Royal Exchange joint artistic director Roy Alexander Weise Credit: Benji Reid
For acclaimed Manchester-based director Roy Alexander Weise, it’s entirely fitting he bring plays that confront issues of racism head on to the big stage. Because, he revealed, he experiences racism "more in theatre than I do in real life".
He said: "I don’t really experience racism when I go and shop for groceries, and I go to Aldi a lot.
“But I do experience it when I go into the theatre in many different capacities, working, visiting as a patron and making work.”
Roy Alexander Weise is an award-winning theatre director, actor and the joint artistic director of the Royal Exchange in Manchester.
Awarded an MBE in 2020, Roy has climbed the theatrical ladder, spurred on by hard work and a refreshing creative vision -directing West End performances such as Nine Night and winning the James Menzies-Kitchen award for his 2016 sold-out production of The Mountaintop at the Young Vic. He also directed The Mountaintop in its run at the Royal Exchange in September and October.
Fast becoming a giant of the theatre industry, Roy’s goal remains unwavering. “It’s so important to ask if our work reflects and represents the audiences we want to encourage into the building,” he said.
We met virtually to discuss the nature of Roy’s position as a leading figure in the theatre industry, the symbiotic relationship between audience and theatre and the role theatre plays in arousing crucial and often uncomfortable conversations.
The horrific events of 2020 saw George Floyd, Breonna Taylor and others killed by police, causing shockwaves around the globe. Yet, in the wake of the events, others in the theatre industry called upon the two Royal Exchange directors to make statements and criticised their apparent silence.
Roy explains how this highlighted the nuance of his position as a black leader in a creative industry.
“I was sort of like, well, I’m not being funny, but as a black man, as somebody who has experienced this all my life, I haven’t just woken up today and decided to change the way I live, and my interactions with the world around me because I’ve watched a nine-minute video of a black man being killed by the people who are supposed to protect him,” he said.
“We were already doing the work long before the pandemic, so why am I now being turned to?
“I’ve found there is a danger we fall into sometimes, artists who are from communities that experience systematic oppression, are invited to make work about systematic oppression. But are those the stories they want to tell?
“It can be a challenging space and wounds are opened when those who face discrimination make work for the benefit of other people’s education. I’m not interested in that. Also, these artists are often performing their work to the people who represent that oppression. That isn’t always the safest way to invite people into the theatre. Though theatre is place we can learn, there has to be a balance. It’s about plurality.

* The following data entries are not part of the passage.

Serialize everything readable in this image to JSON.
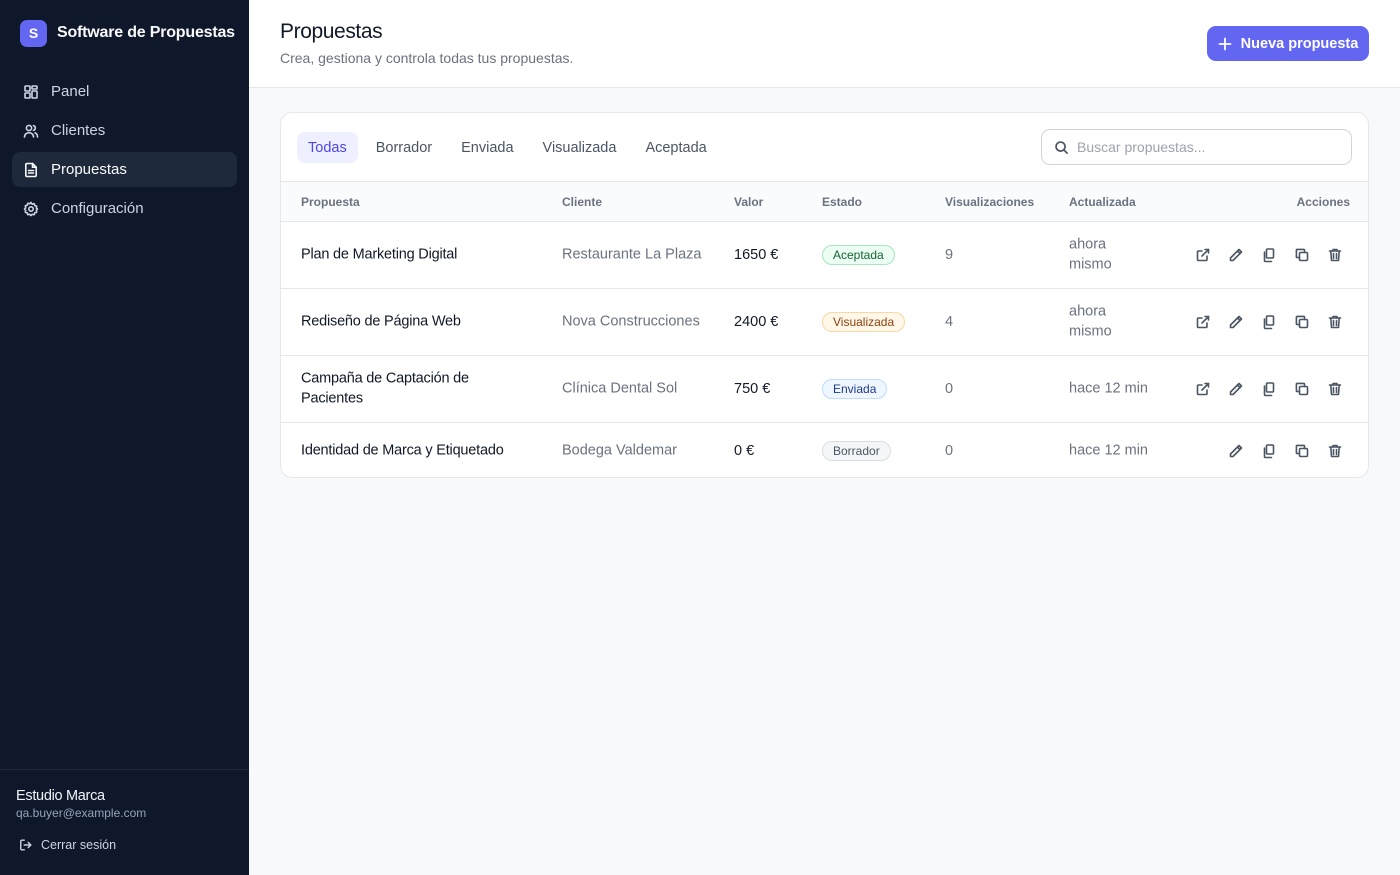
{
  "app": {
    "logo_letter": "S",
    "name": "Software de Propuestas"
  },
  "sidebar": {
    "items": [
      {
        "label": "Panel",
        "icon": "grid-icon"
      },
      {
        "label": "Clientes",
        "icon": "users-icon"
      },
      {
        "label": "Propuestas",
        "icon": "file-text-icon",
        "active": true
      },
      {
        "label": "Configuración",
        "icon": "gear-icon"
      }
    ],
    "user_name": "Estudio Marca",
    "user_email": "qa.buyer@example.com",
    "logout_label": "Cerrar sesión"
  },
  "header": {
    "title": "Propuestas",
    "subtitle": "Crea, gestiona y controla todas tus propuestas.",
    "new_button": "Nueva propuesta"
  },
  "filters": {
    "tabs": [
      "Todas",
      "Borrador",
      "Enviada",
      "Visualizada",
      "Aceptada"
    ],
    "active": "Todas",
    "search_placeholder": "Buscar propuestas..."
  },
  "table": {
    "columns": [
      "Propuesta",
      "Cliente",
      "Valor",
      "Estado",
      "Visualizaciones",
      "Actualizada",
      "Acciones"
    ],
    "rows": [
      {
        "name": "Plan de Marketing Digital",
        "client": "Restaurante La Plaza",
        "value": "1650 €",
        "status": "Aceptada",
        "status_color": "green",
        "views": "9",
        "updated": "ahora mismo"
      },
      {
        "name": "Rediseño de Página Web",
        "client": "Nova Construcciones",
        "value": "2400 €",
        "status": "Visualizada",
        "status_color": "amber",
        "views": "4",
        "updated": "ahora mismo"
      },
      {
        "name": "Campaña de Captación de Pacientes",
        "client": "Clínica Dental Sol",
        "value": "750 €",
        "status": "Enviada",
        "status_color": "blue",
        "views": "0",
        "updated": "hace 12 min"
      },
      {
        "name": "Identidad de Marca y Etiquetado",
        "client": "Bodega Valdemar",
        "value": "0 €",
        "status": "Borrador",
        "status_color": "gray",
        "views": "0",
        "updated": "hace 12 min"
      }
    ],
    "row_actions": [
      "external-link-icon",
      "pencil-icon",
      "copy-icon",
      "duplicate-icon",
      "trash-icon"
    ]
  },
  "colors": {
    "accent": "#6366f1",
    "sidebar_bg": "#0f172a"
  }
}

“Our drive is making sure that everybody has access to stories and fair representation. The ambition is not all of our plays are deeply political, but it’s not something we’re afraid of.
“What we’re not here to do is to make fleeting statements that everyone will have forgotten in a few days’ time.”
We discuss the intrinsic nature of theatre in providing a vessel to ignite important conversation and strengthen communities.
“When I was younger, I believed that theatre could change the world,” he said. “The truth is I don’t necessarily think it will change the world any time soon.
“But what it can do in communities is educate, entertain and pull threads between people.
“We watch somebody else making choices and learn. If I witness something brutal or ugly on stage, I am forced to have a conversation and take a position on it.”
But he added: “I’m not interested in the discomfort people feel. I’m not interested in patting audiences on the back because they feel they’ve achieved something by waking up.”
So, what do you want from audiences?
“Just get on with it,” he said. “Stop your excuses. Get on with it. If we know it’s wrong, why do we still allow it to happen?”
He concluded: “One of the biggest challenges about the British theatre is that it is still predominantly run by the same kinds of people. There’s been a fear that sometimes exists about what happens when you programme work that isn’t familiar.
“What happens when you program work where the face is different? It feels like, in theatre, we’re now reckoning with that.”